Planning permission for the development of 30 apartments and more than 300 student bed spaces on the outskirts of Limerick city has been quashed by the High Court.
Environmental Trust Ireland (ETI) succeeded in its challenge to the strategic housing development, which had received fast-track approval from An Bord Pleanála in August of last year.
Mr Justice David Holland overturned the permission on a single ground, finding that the planning board failed to send ETI’s 100-page submission on the development to the local council within the required time limit.
The board’s delay in sending the submission caused the chief executive of the council to submit his report to the planning authority without referencing ETI’s points.
The four to six-storey blocks comprise 30 build-to-rent apartments and 70 further apartments catering for 326 student bed spaces on land at Punches Cross, which is currently occupied by a partially demolished petrol station and other disused buildings.

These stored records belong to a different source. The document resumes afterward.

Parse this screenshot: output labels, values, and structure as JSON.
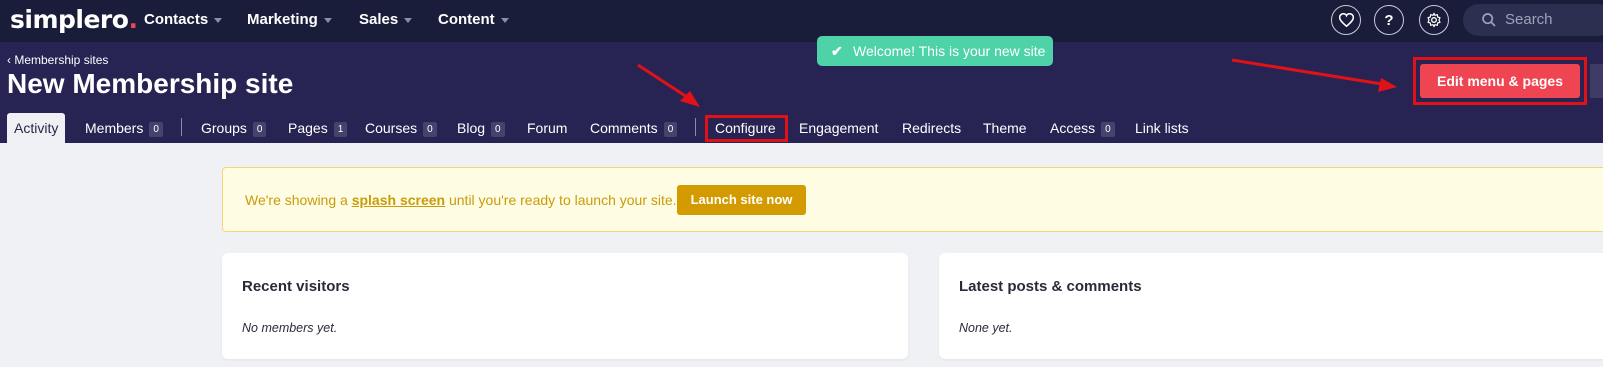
{
  "app": {
    "logo_main": "simplero",
    "logo_dot": "."
  },
  "topnav": {
    "items": [
      {
        "label": "Contacts"
      },
      {
        "label": "Marketing"
      },
      {
        "label": "Sales"
      },
      {
        "label": "Content"
      }
    ],
    "icons": [
      "heart-icon",
      "help-icon",
      "settings-icon"
    ],
    "help_glyph": "?",
    "search_placeholder": "Search"
  },
  "header": {
    "breadcrumb": "‹ Membership sites",
    "title": "New Membership site",
    "toast": "Welcome! This is your new site",
    "edit_button": "Edit menu & pages"
  },
  "tabs": [
    {
      "label": "Activity",
      "count": null,
      "active": true
    },
    {
      "label": "Members",
      "count": "0"
    },
    {
      "label": "Groups",
      "count": "0"
    },
    {
      "label": "Pages",
      "count": "1"
    },
    {
      "label": "Courses",
      "count": "0"
    },
    {
      "label": "Blog",
      "count": "0"
    },
    {
      "label": "Forum",
      "count": null
    },
    {
      "label": "Comments",
      "count": "0"
    },
    {
      "label": "Configure",
      "count": null,
      "highlighted": true
    },
    {
      "label": "Engagement",
      "count": null
    },
    {
      "label": "Redirects",
      "count": null
    },
    {
      "label": "Theme",
      "count": null
    },
    {
      "label": "Access",
      "count": "0"
    },
    {
      "label": "Link lists",
      "count": null
    }
  ],
  "banner": {
    "text_before": "We're showing a ",
    "link": "splash screen",
    "text_after": " until you're ready to launch your site.",
    "button": "Launch site now"
  },
  "cards": [
    {
      "title": "Recent visitors",
      "empty": "No members yet."
    },
    {
      "title": "Latest posts & comments",
      "empty": "None yet."
    }
  ],
  "colors": {
    "nav_bg": "#1a1d3a",
    "header_bg": "#272453",
    "accent_red": "#ef4452",
    "toast_green": "#4dd3a7",
    "launch_gold": "#d49b00",
    "annotation_red": "#e01218"
  }
}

A previous application for virtually the same development by the same developer, Cloncaragh Investments Ltd, was refused in 2019 because the board was not satisfied then, beyond reasonable scientific doubt, that it would not negatively affect the integrity of various legally-protected areas nearby.
For Cloncaragh’s subsequent application, An Bord Pleanála’s planning inspector considered third-party concerns about contaminated lands at the site and noted it previously operated as a limestone quarry.
She was satisfied that proposed mitigation measures, such as employing a specialist groundwater control contractor to implement a groundwater control scheme, were robust and sufficient to address the concerns.
The inspector concluded that the proposed development would not adversely affect the integrity of protected areas.
In his judgment, Mr Justice Holland held against ETI on its complaint that the board had not ensured that the proposed development would not adversely affect the integrity of the Lower Shannon River, which is a special area of conservation.
ETI alleged the proposed build would give rise to the leaching of cement and other on-site pollutants into groundwater, which would in turn flow to the protected area’s conservation objectives.
It claimed that an environmental screening of the proposal contained various inadequacies, including a failure to identify and consider the risk of cement entering the groundwater.
The board said it had reached the certainty threshold required in finding the development would not negatively affect protected areas. It submitted to the court that ETI must argue how the protected area’s objectives might be disturbed by alleged cement leaching.
In failing ETI on this ground of the challenge, the judge said it did not meet its light burden of proof in putting forward its complaint that there existed a risk of cement leaching that would affect a protected area.
It would be “pointless” if environmental screening required the identification and recording of non-existent risks for the purpose of recording them as non-existent, he said.